|Amazon earns $92M in profit|
|Under Armour bests Q2 earnings expectations|
|More than a hundred passengers forced to stay overnight at PDX|
|Immunization rates to be available to parents|
|CEO who pledged $70K minimum wage sued by brother|
|Toshiba executives resign over $1.2B accounting fraud|
|Elusive snow leopard captured in photos|
Court experience helps legal firm anticipate potential problems for clients and prevent expensive litigation.
When Garmin AT needed to consolidate operations for its 550 employees, it scanned its entire corporate map for possible sites.

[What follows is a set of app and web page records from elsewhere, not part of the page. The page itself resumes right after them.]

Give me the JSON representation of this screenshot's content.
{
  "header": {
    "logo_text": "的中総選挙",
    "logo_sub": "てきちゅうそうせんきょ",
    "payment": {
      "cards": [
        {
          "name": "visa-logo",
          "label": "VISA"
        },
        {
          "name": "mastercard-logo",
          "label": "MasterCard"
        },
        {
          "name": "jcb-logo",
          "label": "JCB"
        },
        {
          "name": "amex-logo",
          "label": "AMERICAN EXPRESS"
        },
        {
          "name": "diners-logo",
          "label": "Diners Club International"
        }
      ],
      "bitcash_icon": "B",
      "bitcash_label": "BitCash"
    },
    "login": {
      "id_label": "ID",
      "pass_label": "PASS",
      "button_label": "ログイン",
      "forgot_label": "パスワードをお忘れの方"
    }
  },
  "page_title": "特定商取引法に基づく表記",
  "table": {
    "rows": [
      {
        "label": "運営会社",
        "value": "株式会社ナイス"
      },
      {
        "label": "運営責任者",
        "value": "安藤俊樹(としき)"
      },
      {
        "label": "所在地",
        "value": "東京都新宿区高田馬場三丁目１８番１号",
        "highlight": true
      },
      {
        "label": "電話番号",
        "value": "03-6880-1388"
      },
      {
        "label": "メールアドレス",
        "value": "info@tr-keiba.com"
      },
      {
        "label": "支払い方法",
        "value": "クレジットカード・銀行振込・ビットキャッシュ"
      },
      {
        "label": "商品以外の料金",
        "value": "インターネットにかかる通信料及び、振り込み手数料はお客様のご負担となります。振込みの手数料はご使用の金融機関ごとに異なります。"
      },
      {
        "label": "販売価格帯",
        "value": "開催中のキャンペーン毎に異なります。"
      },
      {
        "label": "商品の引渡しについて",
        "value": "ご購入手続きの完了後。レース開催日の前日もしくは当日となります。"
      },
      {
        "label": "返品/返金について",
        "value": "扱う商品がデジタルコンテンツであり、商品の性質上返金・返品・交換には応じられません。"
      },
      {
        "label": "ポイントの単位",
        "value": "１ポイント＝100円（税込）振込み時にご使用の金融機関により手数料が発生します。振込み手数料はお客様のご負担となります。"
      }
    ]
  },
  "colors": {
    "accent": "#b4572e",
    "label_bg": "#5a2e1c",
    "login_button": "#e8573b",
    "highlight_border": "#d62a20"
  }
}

The technology industry is always in flux. And this rapid rate of change poses challenges to companies ranging from nimble startups aiming to make their mark to established organizations fighting to remain relevant. This is particularly true in the competitive digital display market, where an Oregon company has been at the forefront of nearly every major breakthrough in the last three decades.
A look back at the shifting sands of Portland’s growth and development.
Robert S. Wiggins has joined Lane Powell as a Shareholder in the Corporate/M&A Practice Group. Wiggins is a well-known lawyer, entrepreneur, and investor with more than 30 years of experience leading and advising established and emerging companies in the Pacific Northwest. Wiggins will focus his practice on offering outside general counsel services, including general corporate and board representation, business transactions and capital events.
DEDICATION PARTY: Help the Port of The Dalles celebrate its newest shovel-ready industrial land Friday, July 31, from 1:30 to 4 p.m.